"The subtlest and most pervasive of all influences ere those which create and maintain the repertory of stereotypes. We are told about the world before we see it. We imagine most things before we experience them. And those preconceptions, unless education has made us acutely aware, govern deeply the whole process of perception." - Walter Lippmann, "Public Opinion", page 89.
So who creates and controls these preconceptions? Journalists do, and he knows it. He says so on page 355:
It is a problem of provoking feeling in the reader, of inducing him to feel a sense of personal identification with the stories he is reading. News which does not offer this opportunity to introduce oneself into the struggle which it depicts cannot appeal to a wide audience. The audience must participate in the news, much as it participates in the drama, by personal identification. Just as everyone holds his breath when the heroine is in danger, as he helps Babe Ruth swing his bat, so in subtler form the reader enters into the news. In order that he shall enter he must find a familiar foothold in the story, and this is supplied to him by the use of stereotypes. They tell him that if an association of plumbers is called a "combine" it is appropriate to develop his hostility; if it is called a "group of leading business men" the cue is for a favorable reaction.
It is in a combination of these elements that the power to create opinion resides. Editorials reinforce.
This is how the game works. The journalist knows that most people are too busy in their daily lives to take their time to learn about the association of plumbers. This lack of education is key to their power to manipulate, so the journalist can insert faulty education in its place and then use it against the reader. That's exactly what he says. The journalist educates the reader that the plumbers are a "combine", if the journalist wants the reader to hate the plumbers. That is a "subtle and highly pervasive influence which has created and will now maintain this stereotype".
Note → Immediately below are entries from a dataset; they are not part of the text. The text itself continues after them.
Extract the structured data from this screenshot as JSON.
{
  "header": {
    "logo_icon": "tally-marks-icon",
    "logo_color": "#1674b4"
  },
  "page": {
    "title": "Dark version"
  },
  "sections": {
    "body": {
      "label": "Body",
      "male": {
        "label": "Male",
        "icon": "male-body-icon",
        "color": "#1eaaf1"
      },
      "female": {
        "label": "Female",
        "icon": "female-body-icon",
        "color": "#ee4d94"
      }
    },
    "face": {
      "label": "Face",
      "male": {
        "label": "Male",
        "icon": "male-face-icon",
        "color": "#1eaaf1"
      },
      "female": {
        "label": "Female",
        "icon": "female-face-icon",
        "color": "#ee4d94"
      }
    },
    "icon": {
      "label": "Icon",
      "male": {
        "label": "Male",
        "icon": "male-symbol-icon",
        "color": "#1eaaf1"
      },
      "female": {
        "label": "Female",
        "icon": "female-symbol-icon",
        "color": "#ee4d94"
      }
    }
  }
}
The reader's preconception of the bad plumbers governs deeply the whole process of perception.